Rodenticide, rat or mouse poison, is one of the most common poisonings among pets. There are different types of poison, knowing which one your pet ingested is extremely important. Having the packaging available or knowing the active ingredient when contacting your veterinarian is essential to the pet’s treatment. The amount and approximate time of ingestion is also helpful in determining the treatment course.
Rodenticide comes in a wide variety of color (green, blue, red, etc.) and in many forms (pellets, blocks, grain, etc.). Products that look the same or have a similar name may have different active ingredients. There are four common active ingredients in mouse and rat poisons: long-acting anticoagulants, cholecalciferol, bromethalin, and phosphides.
This is the most common and widely known type of rodenticide. The are several different active ingredients, all of which act like a blood thinner, preventing clotting, and can result in internal bleeding. When ingested, it typically takes 3-5 days before symptoms appear. Common signs include lethargy, coughing, difficulty breathing, weakness, pale gums, vomiting, nose bleeds, bruising, bloody urine, swollen joints or extremities, not eating, and bleeding from gums.
Treatment for this type of rodenticide includes Vitamin K, which supports the body’s natural blood clotting ability. Supportive care such as blood transfusions, IV fluids, and other treatments may be necessary depending on the severity of symptoms and amount of ingestion.

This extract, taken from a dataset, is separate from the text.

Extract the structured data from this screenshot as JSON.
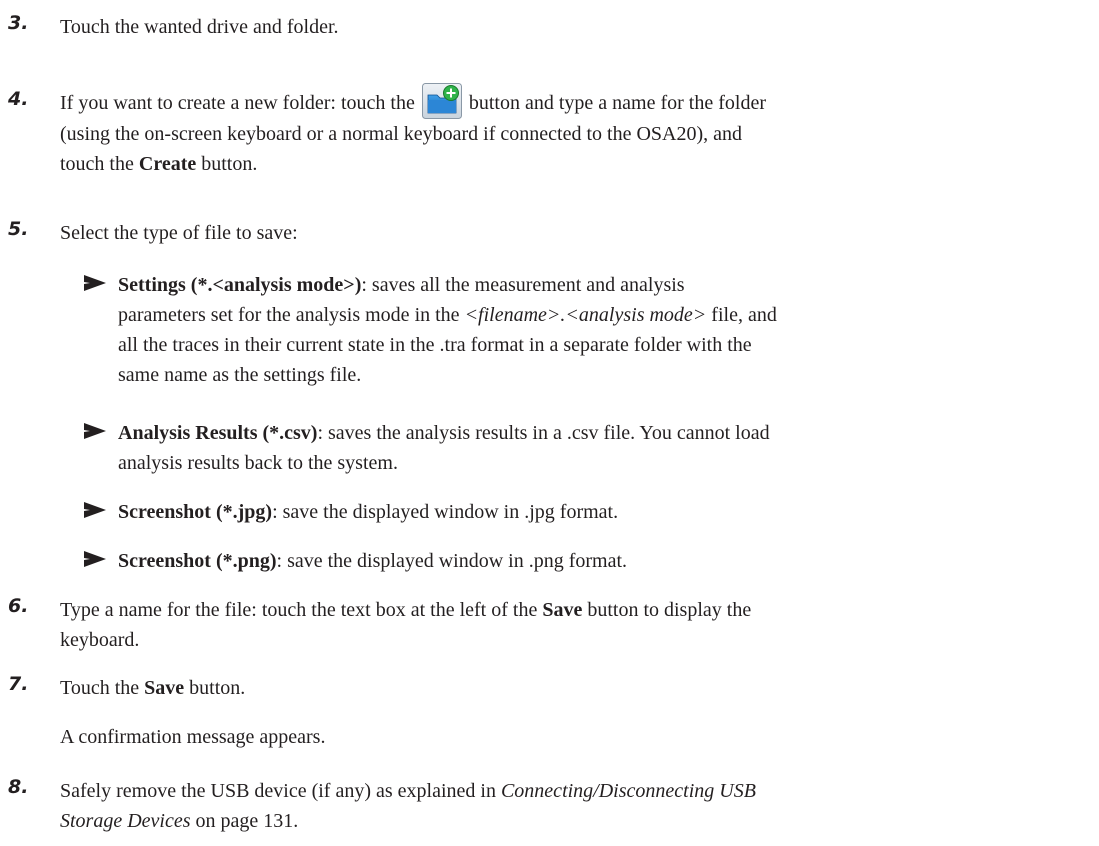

Rodenticides with bromethalin as the active ingredient cause brain swelling and neurological symptoms. This type of rodenticide does not have an antidote. Urgent veterinary care is crucial and may include decontamination, IV fluids, and special drugs to decrease brain swelling. Ingestion can cause serious, long term effects. Symptoms include lethargy, weakness, ataxia (acting uncoordinated), tremors, seizures, paralysis and even death.
Cholecalciferol is one of the most potent types of rodenticide. The active ingredient elevates the blood calcium to a dangerous level. If left untreated this can cause kidney failure. Signs may not show up for 1-3 days, by which time significant damage can already occur. Symptoms can include increased thirst and urination, lethargy, decreased appetite, and vomiting. Acute kidney failure can develop 2-3 days after ingestion. This form of rodenticide does not have an antidote and a small amount can cause severe clinical signs and death. Supportive care and hospitalization are required, but still may not produce a positive outcome.
Phosphides are commonly found in mole and gopher baits as well as rat and mouse poison. When mixed with stomach acid the deadly phosphine gas is released. Food in the stomach increases the amount of gas produced. A very small amount of phosphides can cause severe poisoning and immediate veterinary care is required. Extreme caution must be taken as the vomit from a patient will release the poisonous gas and is dangerous to humans as well. Inducing vomiting is better left to veterinary professional, but if vomiting occurs, keep the pet and yourself in a well-ventilated area. Administration of antacids can decrease the amount of gas produced. Symptoms of ingestion include drooling, nausea, stomach bloating, vomiting, abdominal pain, shock, collapse, seizure, liver damage, lung damage, and death.
If you believe your pet has ingested any poison or toxin, have the label or packaging available and contact an emergency veterinarian or the Pet Poison Helpline immediately. Never give home remedies like milk or food without consulting a veterinarian or Pet Poison Helpline specialist first. Likewise, never induce vomiting in your dog or cat without consultation, as it can be more dangerous to your pet and you.